===== Records supplied

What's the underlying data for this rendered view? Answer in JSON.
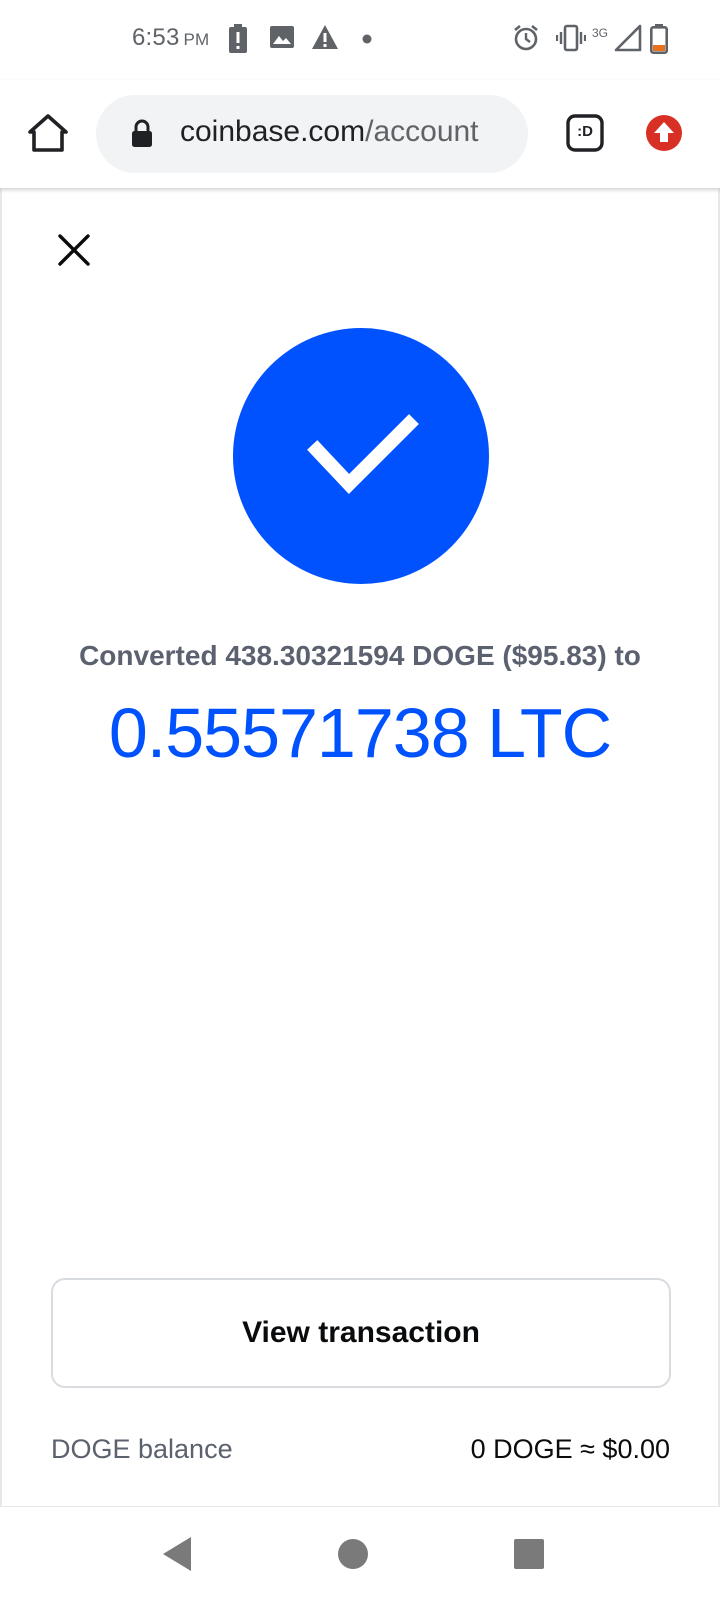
{
  "status_bar": {
    "time": "6:53",
    "ampm": "PM",
    "network": "3G"
  },
  "browser": {
    "url_domain": "coinbase.com",
    "url_path": "/account",
    "tabs_label": ":D"
  },
  "conversion": {
    "summary": "Converted 438.30321594 DOGE ($95.83) to",
    "result_amount": "0.55571738 LTC"
  },
  "actions": {
    "view_transaction_label": "View transaction"
  },
  "balance": {
    "label": "DOGE balance",
    "value": "0 DOGE ≈ $0.00"
  },
  "colors": {
    "brand_blue": "#0052ff",
    "text_secondary": "#5b616e",
    "update_red": "#d93025"
  },
  "icons": {
    "close": "close-icon",
    "success": "checkmark-icon",
    "home": "home-icon",
    "lock": "lock-icon",
    "update": "arrow-up-icon"
  }
}
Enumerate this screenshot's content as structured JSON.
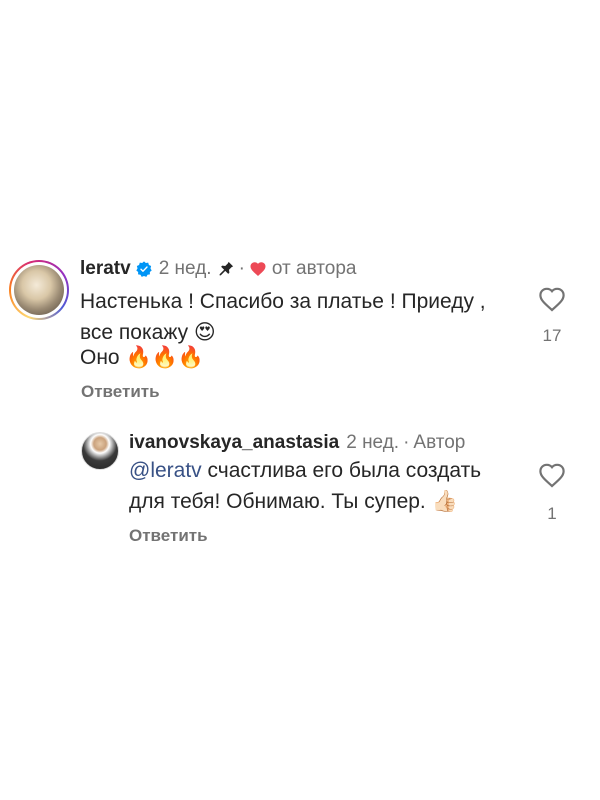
{
  "comments": [
    {
      "username": "leratv",
      "time": "2 нед.",
      "separator": "·",
      "author_note": "от автора",
      "lines": [
        "Настенька ! Спасибо за платье ! Приеду ,",
        "все покажу 😍",
        "Оно 🔥🔥🔥"
      ],
      "reply_label": "Ответить",
      "like_count": "17",
      "icons": {
        "verified": "verified-badge-icon",
        "pin": "pin-icon",
        "heart": "heart-filled-icon",
        "like": "heart-outline-icon"
      },
      "colors": {
        "verified": "#0095f6",
        "heart": "#ed4956"
      }
    },
    {
      "username": "ivanovskaya_anastasia",
      "time": "2 нед.",
      "separator": "·",
      "author_label": "Автор",
      "mention": "@leratv",
      "line1_rest": " счастлива его была создать",
      "line2": "для тебя! Обнимаю. Ты супер. 👍🏻",
      "reply_label": "Ответить",
      "like_count": "1",
      "icons": {
        "like": "heart-outline-icon"
      }
    }
  ]
}
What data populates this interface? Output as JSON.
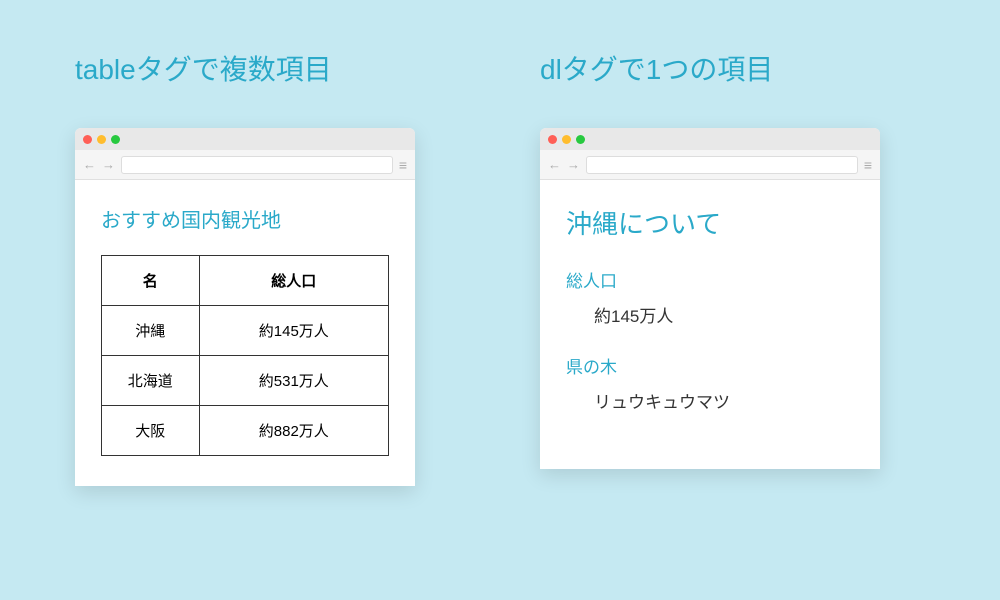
{
  "left": {
    "heading": "tableタグで複数項目",
    "contentTitle": "おすすめ国内観光地",
    "headers": {
      "name": "名",
      "population": "総人口"
    },
    "rows": [
      {
        "name": "沖縄",
        "population": "約145万人"
      },
      {
        "name": "北海道",
        "population": "約531万人"
      },
      {
        "name": "大阪",
        "population": "約882万人"
      }
    ]
  },
  "right": {
    "heading": "dlタグで1つの項目",
    "contentTitle": "沖縄について",
    "items": [
      {
        "term": "総人口",
        "def": "約145万人"
      },
      {
        "term": "県の木",
        "def": "リュウキュウマツ"
      }
    ]
  }
}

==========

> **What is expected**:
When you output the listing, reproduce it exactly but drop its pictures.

> **Finished task**:
What's the underlying data for this rendered view? Answer in JSON.
{
  "status_bar": {
    "time": "6:53",
    "ampm": "PM",
    "network": "3G"
  },
  "browser": {
    "url_domain": "coinbase.com",
    "url_path": "/account",
    "tabs_label": ":D"
  },
  "conversion": {
    "summary": "Converted 438.30321594 DOGE ($95.83) to",
    "result_amount": "0.55571738 LTC"
  },
  "actions": {
    "view_transaction_label": "View transaction"
  },
  "balance": {
    "label": "DOGE balance",
    "value": "0 DOGE ≈ $0.00"
  },
  "colors": {
    "brand_blue": "#0052ff",
    "text_secondary": "#5b616e",
    "update_red": "#d93025"
  },
  "icons": {
    "close": "close-icon",
    "success": "checkmark-icon",
    "home": "home-icon",
    "lock": "lock-icon",
    "update": "arrow-up-icon"
  }
}
Enumerate this screenshot's content as structured JSON.
{
  "comments": [
    {
      "username": "leratv",
      "time": "2 нед.",
      "separator": "·",
      "author_note": "от автора",
      "lines": [
        "Настенька ! Спасибо за платье ! Приеду ,",
        "все покажу 😍",
        "Оно 🔥🔥🔥"
      ],
      "reply_label": "Ответить",
      "like_count": "17",
      "icons": {
        "verified": "verified-badge-icon",
        "pin": "pin-icon",
        "heart": "heart-filled-icon",
        "like": "heart-outline-icon"
      },
      "colors": {
        "verified": "#0095f6",
        "heart": "#ed4956"
      }
    },
    {
      "username": "ivanovskaya_anastasia",
      "time": "2 нед.",
      "separator": "·",
      "author_label": "Автор",
      "mention": "@leratv",
      "line1_rest": " счастлива его была создать",
      "line2": "для тебя! Обнимаю. Ты супер. 👍🏻",
      "reply_label": "Ответить",
      "like_count": "1",
      "icons": {
        "like": "heart-outline-icon"
      }
    }
  ]
}
What data populates this interface? Output as JSON.
{
  "left": {
    "heading": "tableタグで複数項目",
    "contentTitle": "おすすめ国内観光地",
    "headers": {
      "name": "名",
      "population": "総人口"
    },
    "rows": [
      {
        "name": "沖縄",
        "population": "約145万人"
      },
      {
        "name": "北海道",
        "population": "約531万人"
      },
      {
        "name": "大阪",
        "population": "約882万人"
      }
    ]
  },
  "right": {
    "heading": "dlタグで1つの項目",
    "contentTitle": "沖縄について",
    "items": [
      {
        "term": "総人口",
        "def": "約145万人"
      },
      {
        "term": "県の木",
        "def": "リュウキュウマツ"
      }
    ]
  }
}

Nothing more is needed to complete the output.